**ACTIVITY:** Repeat the data exactly as it stands.

[Items from a dataset]
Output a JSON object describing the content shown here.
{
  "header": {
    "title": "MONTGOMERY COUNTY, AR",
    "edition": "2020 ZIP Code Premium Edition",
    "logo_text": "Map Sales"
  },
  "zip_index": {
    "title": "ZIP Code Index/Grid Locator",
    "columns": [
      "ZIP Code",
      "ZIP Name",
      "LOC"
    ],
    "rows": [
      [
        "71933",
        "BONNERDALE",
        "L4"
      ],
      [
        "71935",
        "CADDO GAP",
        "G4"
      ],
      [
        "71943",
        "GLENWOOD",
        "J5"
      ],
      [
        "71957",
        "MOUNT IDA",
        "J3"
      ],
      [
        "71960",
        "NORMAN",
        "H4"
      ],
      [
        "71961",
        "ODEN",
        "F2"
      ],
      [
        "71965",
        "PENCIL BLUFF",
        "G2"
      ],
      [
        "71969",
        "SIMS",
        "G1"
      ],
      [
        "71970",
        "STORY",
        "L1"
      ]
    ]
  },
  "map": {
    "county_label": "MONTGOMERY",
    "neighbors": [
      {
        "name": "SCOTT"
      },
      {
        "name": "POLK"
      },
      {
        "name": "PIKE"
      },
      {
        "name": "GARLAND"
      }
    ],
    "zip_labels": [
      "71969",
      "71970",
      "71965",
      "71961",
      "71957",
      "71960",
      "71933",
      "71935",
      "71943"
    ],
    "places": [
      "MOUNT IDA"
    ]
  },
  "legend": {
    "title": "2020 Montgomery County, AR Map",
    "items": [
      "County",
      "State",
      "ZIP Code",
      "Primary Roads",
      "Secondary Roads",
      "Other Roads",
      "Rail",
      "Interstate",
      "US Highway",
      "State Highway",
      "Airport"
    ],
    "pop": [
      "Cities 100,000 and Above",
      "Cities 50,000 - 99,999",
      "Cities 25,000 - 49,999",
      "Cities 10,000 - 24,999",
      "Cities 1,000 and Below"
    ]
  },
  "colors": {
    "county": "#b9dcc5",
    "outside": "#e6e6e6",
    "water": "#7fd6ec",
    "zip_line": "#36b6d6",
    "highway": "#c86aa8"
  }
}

**OUTPUT OF THE EXERCISE:**
Output a JSON object describing the content shown here.
{
  "header": {
    "title": "MONTGOMERY COUNTY, AR",
    "edition": "2020 ZIP Code Premium Edition",
    "logo_text": "Map Sales"
  },
  "zip_index": {
    "title": "ZIP Code Index/Grid Locator",
    "columns": [
      "ZIP Code",
      "ZIP Name",
      "LOC"
    ],
    "rows": [
      [
        "71933",
        "BONNERDALE",
        "L4"
      ],
      [
        "71935",
        "CADDO GAP",
        "G4"
      ],
      [
        "71943",
        "GLENWOOD",
        "J5"
      ],
      [
        "71957",
        "MOUNT IDA",
        "J3"
      ],
      [
        "71960",
        "NORMAN",
        "H4"
      ],
      [
        "71961",
        "ODEN",
        "F2"
      ],
      [
        "71965",
        "PENCIL BLUFF",
        "G2"
      ],
      [
        "71969",
        "SIMS",
        "G1"
      ],
      [
        "71970",
        "STORY",
        "L1"
      ]
    ]
  },
  "map": {
    "county_label": "MONTGOMERY",
    "neighbors": [
      {
        "name": "SCOTT"
      },
      {
        "name": "POLK"
      },
      {
        "name": "PIKE"
      },
      {
        "name": "GARLAND"
      }
    ],
    "zip_labels": [
      "71969",
      "71970",
      "71965",
      "71961",
      "71957",
      "71960",
      "71933",
      "71935",
      "71943"
    ],
    "places": [
      "MOUNT IDA"
    ]
  },
  "legend": {
    "title": "2020 Montgomery County, AR Map",
    "items": [
      "County",
      "State",
      "ZIP Code",
      "Primary Roads",
      "Secondary Roads",
      "Other Roads",
      "Rail",
      "Interstate",
      "US Highway",
      "State Highway",
      "Airport"
    ],
    "pop": [
      "Cities 100,000 and Above",
      "Cities 50,000 - 99,999",
      "Cities 25,000 - 49,999",
      "Cities 10,000 - 24,999",
      "Cities 1,000 and Below"
    ]
  },
  "colors": {
    "county": "#b9dcc5",
    "outside": "#e6e6e6",
    "water": "#7fd6ec",
    "zip_line": "#36b6d6",
    "highway": "#c86aa8"
  }
}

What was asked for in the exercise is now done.